Construction of Spaç Prison
The construction of Spaç Prison occurred during the early-to-mid 1960s, with Albania‘s Communist leadership aiming to model it after the gulags erected in the Soviet Union under the reign of dictator Joseph Stalin. The remote complex combined the country’s two prison styles: forced labor and isolation.
The two cell blocks and multiple support buildings that made up Spaç Prison were constructed along the terraced slopes of north-central Albania. Just outside of the main complex was the command building, and further down the path were two tall towers that housed prison and mine workers, as well as their families.
Housing Albania’s political prisoners
Spaç Prison opened in 1968 and quickly became known for housing some of the 20th century’s most prominent intellectuals. The prisoners were housed 54 per cell, and all were made to sleep on three-tier bunkbeds with bedding made from hay. When it came to food, their rations were poor and far less than what was needed to sustain them.
Everyone held at Spaç Prison was forced to work in the mines that dotted the rugged landscape. There were five mining zones, in which inmates worked long hours in grueling conditions. Reports state the heat reached up to 40 degrees Celsius and that everyone working underground had to contend with toxic fumes and dust. On top of this, shaft collapses meant some prisoners were shut off from the world for days at a time.
From May 21-23, 1973, the inmates staged one of the first resistance actions against Albania’s Communist regime. They protested against their inhumane working conditions and the suppression of the country’s liberalizing movement, and showed their dislike for Communism by raising the non-Communist flag.
Spaç Prison continued to operate as a labor camp until the Communist Party fell from power in the early 1990s. A few years later, the complex was completely abandoned.
Efforts to keep Spaç Prison standing
At present, Spaç Prison stands in ruin after suffering years of destruction, neglect and looting. Additionally, a private mining company led to the destruction of barracks that were subsequently replaced with newer buildings designed to aid in the mining activity.
In 2007, the Albanian government declared the prison a Monument of Culture, and efforts were made to convert the complex into a museum. However, nothing came of this. In 2016, the Ministry of Culture named the site a “protected area,” and this was followed a year later by emergency consolidation work by CHwB Albania, with support from Sweden. While this was ongoing, efforts were being made to collect a detailed history of the prison.
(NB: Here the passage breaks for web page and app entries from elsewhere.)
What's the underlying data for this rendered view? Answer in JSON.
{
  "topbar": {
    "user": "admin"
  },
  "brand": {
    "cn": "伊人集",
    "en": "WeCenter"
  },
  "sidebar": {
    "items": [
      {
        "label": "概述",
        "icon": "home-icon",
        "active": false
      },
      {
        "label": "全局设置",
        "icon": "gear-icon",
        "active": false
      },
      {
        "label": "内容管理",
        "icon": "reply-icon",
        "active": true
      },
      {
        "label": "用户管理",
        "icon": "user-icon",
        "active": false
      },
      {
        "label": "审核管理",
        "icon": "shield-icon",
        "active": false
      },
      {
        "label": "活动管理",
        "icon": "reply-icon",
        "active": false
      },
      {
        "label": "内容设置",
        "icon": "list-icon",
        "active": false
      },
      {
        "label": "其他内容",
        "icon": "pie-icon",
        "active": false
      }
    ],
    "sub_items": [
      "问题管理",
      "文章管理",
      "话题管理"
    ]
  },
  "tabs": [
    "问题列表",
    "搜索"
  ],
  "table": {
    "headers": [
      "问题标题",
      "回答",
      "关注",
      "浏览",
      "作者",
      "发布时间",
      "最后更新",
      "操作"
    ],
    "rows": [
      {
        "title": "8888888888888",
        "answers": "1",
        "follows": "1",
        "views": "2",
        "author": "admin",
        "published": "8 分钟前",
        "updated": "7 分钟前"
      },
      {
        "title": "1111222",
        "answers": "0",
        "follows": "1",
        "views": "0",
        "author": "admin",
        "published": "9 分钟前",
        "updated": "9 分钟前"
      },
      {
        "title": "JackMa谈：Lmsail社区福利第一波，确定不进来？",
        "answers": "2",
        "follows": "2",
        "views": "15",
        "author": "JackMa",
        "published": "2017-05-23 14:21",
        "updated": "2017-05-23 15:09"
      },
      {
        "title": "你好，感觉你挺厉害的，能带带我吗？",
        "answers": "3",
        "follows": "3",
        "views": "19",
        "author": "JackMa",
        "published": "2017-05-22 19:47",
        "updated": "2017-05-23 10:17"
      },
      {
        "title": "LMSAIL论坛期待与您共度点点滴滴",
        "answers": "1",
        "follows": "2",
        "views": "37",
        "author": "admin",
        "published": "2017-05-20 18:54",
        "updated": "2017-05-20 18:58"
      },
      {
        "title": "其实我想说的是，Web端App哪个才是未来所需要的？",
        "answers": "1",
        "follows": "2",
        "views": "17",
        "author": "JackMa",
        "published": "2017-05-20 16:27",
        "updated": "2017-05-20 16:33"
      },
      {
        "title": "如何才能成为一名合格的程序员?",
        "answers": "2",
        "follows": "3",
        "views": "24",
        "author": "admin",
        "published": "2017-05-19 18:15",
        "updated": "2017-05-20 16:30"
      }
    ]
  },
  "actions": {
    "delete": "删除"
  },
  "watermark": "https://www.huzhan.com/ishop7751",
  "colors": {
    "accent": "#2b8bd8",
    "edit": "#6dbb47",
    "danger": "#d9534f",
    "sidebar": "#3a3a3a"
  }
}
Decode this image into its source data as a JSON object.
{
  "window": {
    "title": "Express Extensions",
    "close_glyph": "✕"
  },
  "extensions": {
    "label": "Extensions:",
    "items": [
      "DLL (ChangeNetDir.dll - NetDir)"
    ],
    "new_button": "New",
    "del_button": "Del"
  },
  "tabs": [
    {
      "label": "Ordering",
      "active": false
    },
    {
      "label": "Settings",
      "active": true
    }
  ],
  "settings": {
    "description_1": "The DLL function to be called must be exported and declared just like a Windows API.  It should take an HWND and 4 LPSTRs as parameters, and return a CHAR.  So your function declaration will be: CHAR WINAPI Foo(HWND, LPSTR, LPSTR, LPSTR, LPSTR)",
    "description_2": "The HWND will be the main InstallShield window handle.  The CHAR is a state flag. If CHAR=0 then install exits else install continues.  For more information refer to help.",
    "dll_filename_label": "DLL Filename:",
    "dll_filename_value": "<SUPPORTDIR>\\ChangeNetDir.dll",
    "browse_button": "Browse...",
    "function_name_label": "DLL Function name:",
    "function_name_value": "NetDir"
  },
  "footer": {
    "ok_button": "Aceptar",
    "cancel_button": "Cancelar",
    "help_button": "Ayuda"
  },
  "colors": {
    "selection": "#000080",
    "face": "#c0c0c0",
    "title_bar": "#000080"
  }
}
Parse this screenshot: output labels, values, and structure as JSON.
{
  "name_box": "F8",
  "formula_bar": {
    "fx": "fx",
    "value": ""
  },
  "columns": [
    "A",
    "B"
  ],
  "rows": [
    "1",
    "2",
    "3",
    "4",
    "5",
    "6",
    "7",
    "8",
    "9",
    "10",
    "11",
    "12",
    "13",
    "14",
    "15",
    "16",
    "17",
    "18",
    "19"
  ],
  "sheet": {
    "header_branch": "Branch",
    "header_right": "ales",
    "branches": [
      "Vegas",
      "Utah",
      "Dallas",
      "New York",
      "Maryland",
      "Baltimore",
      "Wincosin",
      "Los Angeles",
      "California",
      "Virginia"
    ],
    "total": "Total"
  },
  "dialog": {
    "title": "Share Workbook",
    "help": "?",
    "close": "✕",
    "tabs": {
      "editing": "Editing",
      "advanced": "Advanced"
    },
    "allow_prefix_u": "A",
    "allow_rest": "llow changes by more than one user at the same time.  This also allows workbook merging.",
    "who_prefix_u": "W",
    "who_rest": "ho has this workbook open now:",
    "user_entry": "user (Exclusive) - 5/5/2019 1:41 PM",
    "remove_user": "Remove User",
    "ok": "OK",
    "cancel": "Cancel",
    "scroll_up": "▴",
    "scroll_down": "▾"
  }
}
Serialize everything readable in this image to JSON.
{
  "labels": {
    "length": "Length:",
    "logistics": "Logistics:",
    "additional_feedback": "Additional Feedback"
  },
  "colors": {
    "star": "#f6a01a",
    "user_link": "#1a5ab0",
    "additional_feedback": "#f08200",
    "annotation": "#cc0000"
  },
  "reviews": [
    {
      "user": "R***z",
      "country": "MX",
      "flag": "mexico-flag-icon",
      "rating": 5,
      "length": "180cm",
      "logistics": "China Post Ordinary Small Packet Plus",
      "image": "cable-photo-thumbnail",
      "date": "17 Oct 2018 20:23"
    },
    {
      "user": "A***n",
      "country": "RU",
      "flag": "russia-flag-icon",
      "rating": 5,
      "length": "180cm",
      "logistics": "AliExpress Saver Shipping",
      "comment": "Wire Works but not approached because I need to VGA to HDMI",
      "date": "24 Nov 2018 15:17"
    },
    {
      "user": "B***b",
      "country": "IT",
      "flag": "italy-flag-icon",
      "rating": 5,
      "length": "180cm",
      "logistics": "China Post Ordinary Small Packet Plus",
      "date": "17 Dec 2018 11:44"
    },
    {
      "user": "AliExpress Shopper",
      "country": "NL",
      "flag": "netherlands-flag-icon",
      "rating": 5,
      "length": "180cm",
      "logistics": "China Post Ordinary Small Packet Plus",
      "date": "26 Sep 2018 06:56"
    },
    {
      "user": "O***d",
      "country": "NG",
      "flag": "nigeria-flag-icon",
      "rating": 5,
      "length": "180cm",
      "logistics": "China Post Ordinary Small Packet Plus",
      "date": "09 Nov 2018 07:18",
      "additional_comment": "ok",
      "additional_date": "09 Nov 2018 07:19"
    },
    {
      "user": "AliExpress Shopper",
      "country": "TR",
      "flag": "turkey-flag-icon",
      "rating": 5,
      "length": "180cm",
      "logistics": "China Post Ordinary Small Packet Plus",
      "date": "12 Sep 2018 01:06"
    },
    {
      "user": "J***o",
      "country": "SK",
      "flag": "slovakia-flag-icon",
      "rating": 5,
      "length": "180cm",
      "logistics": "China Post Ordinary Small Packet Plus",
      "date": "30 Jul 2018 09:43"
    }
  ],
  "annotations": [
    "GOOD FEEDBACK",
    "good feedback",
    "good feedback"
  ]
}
In 2015, World Monument Fund, an organization based out of New York, listed Spaç Prison as one of the 50 most endangered monuments in the world, due to the amount of deterioration it’d suffered since its abandonment. Four years later, CHwB Albania, with the assistance of a team from Worcester Polytechnic Institute, created a 3-D reconstruction of the complex.
Since its closure, Spaç Prison has served as a grim reminder of the brutal treatment prisoners suffered under the country’s cruel Communist dictatorship, with cell walls featuring etchings of names and various images. In fact, it’s become so notorious that many Albanians use the site’s name as a metaphor for those who endure punishment under the country’s judicial system.